=== Try it ===
Among the records below, how many lines contain "icon"? State the number and nothing more.

=== Stored data entries ===
■ ■ ■

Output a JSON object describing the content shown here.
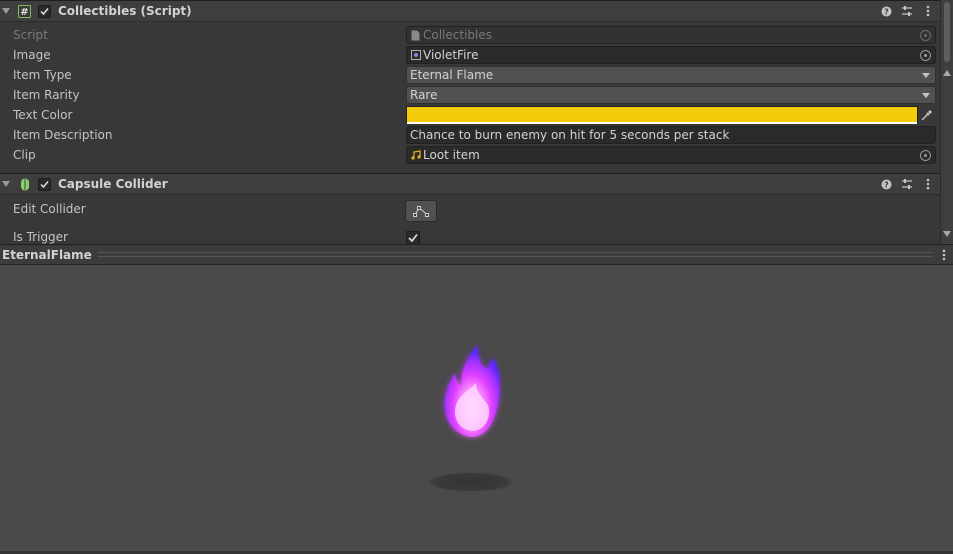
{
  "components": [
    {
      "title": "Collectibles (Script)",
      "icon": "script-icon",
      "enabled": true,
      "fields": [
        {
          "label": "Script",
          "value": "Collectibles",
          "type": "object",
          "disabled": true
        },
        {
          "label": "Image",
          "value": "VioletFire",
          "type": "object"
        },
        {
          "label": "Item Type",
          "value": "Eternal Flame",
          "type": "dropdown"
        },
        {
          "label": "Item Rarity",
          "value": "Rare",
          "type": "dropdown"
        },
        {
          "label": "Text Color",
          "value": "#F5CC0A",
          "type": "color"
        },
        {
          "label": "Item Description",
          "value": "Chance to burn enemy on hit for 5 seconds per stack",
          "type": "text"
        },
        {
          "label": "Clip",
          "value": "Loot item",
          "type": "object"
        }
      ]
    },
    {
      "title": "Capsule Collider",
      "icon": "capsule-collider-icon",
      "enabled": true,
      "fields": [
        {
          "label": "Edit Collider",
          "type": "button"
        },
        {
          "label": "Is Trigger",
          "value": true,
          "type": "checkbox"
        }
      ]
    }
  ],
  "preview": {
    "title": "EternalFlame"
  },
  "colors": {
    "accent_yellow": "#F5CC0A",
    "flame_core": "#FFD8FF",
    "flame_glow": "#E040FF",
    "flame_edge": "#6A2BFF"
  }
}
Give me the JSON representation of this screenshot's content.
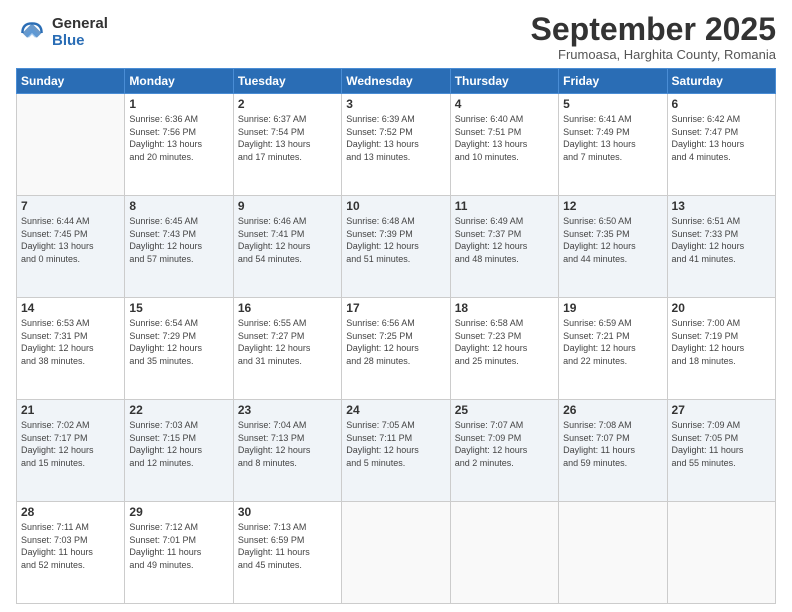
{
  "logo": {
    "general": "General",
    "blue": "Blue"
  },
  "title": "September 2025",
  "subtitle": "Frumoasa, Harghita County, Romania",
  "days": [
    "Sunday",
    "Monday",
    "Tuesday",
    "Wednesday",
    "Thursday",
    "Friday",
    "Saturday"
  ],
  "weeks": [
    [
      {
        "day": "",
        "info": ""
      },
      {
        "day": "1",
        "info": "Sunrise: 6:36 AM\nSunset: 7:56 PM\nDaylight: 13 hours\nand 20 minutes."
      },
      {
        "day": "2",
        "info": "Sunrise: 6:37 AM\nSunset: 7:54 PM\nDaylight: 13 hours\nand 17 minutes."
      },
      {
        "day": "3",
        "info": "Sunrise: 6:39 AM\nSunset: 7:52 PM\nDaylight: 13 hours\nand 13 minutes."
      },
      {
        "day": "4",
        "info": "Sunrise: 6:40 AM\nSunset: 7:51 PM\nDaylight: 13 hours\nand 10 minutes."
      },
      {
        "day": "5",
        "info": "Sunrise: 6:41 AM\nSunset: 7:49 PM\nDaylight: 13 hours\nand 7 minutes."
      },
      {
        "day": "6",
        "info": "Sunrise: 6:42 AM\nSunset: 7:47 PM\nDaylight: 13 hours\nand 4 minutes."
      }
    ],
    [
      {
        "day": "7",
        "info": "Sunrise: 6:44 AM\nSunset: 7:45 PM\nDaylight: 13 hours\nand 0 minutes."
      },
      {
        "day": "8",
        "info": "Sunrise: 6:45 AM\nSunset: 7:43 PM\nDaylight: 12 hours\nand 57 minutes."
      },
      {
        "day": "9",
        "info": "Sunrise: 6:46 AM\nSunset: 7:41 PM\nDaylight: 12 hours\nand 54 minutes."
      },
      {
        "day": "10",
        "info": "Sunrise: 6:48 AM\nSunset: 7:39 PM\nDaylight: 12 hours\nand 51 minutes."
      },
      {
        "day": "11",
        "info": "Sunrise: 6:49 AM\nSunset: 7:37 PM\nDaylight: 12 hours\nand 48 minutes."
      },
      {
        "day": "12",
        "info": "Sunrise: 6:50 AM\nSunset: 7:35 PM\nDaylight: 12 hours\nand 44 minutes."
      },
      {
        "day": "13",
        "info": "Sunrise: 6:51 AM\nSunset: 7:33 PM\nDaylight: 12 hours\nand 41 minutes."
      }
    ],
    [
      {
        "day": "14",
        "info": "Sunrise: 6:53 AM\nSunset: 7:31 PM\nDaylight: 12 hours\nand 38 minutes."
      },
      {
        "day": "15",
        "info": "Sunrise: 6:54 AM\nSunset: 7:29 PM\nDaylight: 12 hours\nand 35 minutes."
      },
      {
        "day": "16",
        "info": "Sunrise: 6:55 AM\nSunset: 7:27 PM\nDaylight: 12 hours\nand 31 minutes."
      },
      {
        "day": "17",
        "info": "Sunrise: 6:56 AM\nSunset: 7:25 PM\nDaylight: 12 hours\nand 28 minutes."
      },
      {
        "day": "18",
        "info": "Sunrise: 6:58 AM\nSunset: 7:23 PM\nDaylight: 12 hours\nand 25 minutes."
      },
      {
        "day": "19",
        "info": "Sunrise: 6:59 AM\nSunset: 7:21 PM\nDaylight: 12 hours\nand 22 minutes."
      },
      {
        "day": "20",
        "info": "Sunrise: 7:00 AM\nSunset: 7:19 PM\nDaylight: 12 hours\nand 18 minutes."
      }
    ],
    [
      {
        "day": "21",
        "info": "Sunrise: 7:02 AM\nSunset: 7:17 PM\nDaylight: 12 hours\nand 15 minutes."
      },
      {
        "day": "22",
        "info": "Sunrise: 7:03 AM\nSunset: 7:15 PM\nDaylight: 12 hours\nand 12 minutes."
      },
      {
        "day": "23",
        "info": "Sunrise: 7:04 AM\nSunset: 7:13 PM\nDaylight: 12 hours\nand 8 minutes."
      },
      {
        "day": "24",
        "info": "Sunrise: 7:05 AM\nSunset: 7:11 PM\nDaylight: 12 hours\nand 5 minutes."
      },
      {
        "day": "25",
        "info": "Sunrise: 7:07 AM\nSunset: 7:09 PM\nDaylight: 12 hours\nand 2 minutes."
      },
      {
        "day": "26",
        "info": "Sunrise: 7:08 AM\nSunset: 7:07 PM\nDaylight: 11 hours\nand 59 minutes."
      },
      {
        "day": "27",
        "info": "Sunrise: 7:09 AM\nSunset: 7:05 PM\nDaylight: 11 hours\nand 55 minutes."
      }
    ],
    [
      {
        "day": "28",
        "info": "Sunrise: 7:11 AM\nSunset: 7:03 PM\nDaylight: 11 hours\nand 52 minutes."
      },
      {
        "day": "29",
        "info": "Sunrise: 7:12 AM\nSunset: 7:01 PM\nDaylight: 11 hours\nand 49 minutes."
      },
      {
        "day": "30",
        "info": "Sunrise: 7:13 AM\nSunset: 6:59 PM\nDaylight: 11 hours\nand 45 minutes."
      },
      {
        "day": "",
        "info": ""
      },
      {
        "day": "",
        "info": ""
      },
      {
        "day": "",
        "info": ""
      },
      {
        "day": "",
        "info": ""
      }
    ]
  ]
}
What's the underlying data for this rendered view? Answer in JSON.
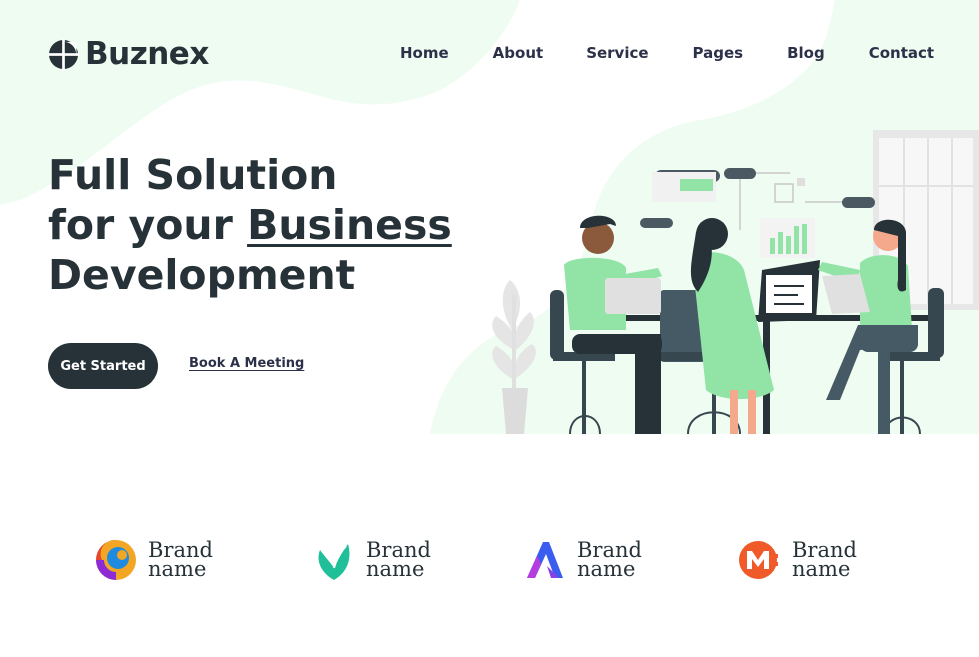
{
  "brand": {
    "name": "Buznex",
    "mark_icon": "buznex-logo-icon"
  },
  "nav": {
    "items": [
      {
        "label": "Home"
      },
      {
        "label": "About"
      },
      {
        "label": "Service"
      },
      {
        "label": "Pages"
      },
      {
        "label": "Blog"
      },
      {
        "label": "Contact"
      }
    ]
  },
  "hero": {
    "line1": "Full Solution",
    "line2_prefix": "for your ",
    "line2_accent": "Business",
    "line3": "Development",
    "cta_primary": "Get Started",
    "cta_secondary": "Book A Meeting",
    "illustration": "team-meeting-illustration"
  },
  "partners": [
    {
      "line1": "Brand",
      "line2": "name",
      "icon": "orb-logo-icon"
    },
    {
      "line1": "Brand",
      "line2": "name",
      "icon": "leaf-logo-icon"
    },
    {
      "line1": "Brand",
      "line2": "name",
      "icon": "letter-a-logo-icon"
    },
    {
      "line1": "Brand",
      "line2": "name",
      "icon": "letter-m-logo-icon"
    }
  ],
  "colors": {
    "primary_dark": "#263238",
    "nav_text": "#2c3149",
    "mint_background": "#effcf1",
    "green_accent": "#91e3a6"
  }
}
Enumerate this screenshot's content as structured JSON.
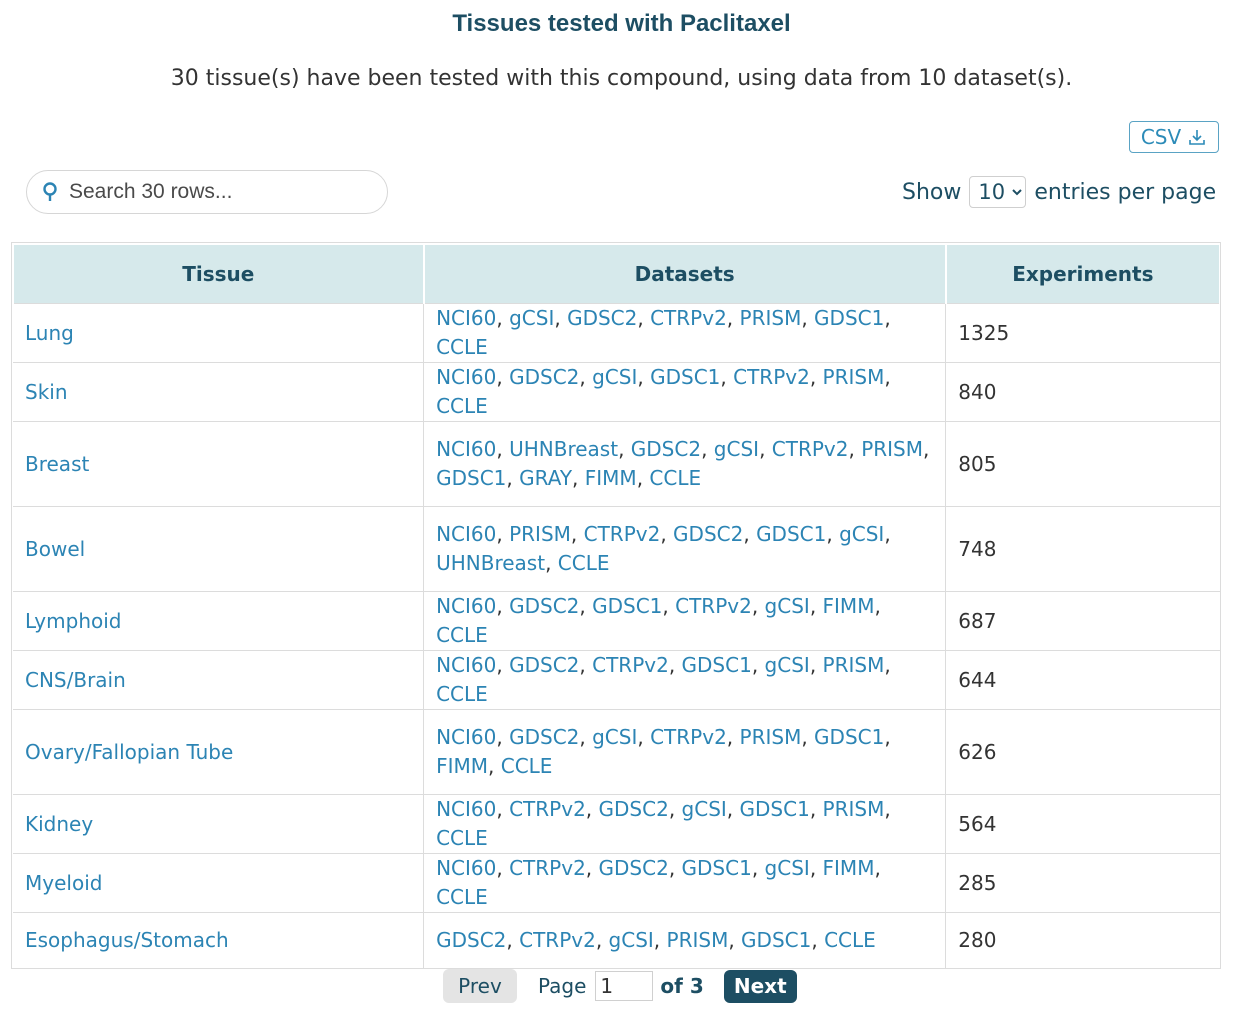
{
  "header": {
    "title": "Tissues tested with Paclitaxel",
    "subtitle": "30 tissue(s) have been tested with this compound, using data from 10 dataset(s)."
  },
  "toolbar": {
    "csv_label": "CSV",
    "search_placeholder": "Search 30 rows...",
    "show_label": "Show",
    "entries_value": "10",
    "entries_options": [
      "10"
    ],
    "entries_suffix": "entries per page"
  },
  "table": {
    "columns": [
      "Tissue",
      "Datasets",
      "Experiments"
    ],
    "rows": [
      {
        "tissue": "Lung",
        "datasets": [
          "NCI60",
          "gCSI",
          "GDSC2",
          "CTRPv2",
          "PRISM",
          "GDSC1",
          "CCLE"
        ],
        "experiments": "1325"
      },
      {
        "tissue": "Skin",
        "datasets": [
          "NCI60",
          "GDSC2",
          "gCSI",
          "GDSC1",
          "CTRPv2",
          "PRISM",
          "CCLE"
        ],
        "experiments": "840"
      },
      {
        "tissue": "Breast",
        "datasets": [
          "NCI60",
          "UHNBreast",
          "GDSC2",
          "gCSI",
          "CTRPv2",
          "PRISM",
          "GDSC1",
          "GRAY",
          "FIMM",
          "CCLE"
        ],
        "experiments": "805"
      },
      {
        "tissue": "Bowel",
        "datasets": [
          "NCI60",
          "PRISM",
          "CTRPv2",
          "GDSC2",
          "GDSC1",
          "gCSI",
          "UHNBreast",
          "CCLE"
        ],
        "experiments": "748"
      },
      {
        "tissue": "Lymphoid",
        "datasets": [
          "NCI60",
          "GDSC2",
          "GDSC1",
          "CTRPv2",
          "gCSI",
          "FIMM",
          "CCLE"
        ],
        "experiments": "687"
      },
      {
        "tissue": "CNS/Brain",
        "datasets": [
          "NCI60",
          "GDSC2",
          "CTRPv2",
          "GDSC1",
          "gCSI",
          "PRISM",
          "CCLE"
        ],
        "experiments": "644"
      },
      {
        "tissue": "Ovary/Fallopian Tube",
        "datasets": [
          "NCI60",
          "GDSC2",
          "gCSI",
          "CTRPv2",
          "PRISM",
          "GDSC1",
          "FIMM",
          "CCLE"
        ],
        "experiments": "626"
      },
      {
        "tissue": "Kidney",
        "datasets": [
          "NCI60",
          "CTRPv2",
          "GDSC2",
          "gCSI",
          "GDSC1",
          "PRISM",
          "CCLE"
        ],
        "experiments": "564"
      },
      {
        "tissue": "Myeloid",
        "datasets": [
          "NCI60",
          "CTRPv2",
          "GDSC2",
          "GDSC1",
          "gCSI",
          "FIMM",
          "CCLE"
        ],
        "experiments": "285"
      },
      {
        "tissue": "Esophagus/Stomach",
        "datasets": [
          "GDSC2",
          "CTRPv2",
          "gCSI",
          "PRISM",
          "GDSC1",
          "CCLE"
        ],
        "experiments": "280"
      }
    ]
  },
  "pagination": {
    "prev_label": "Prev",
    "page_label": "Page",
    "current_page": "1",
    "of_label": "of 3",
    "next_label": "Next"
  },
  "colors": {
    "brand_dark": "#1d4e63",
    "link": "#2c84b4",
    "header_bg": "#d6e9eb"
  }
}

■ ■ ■

=== Solution to this task ===
7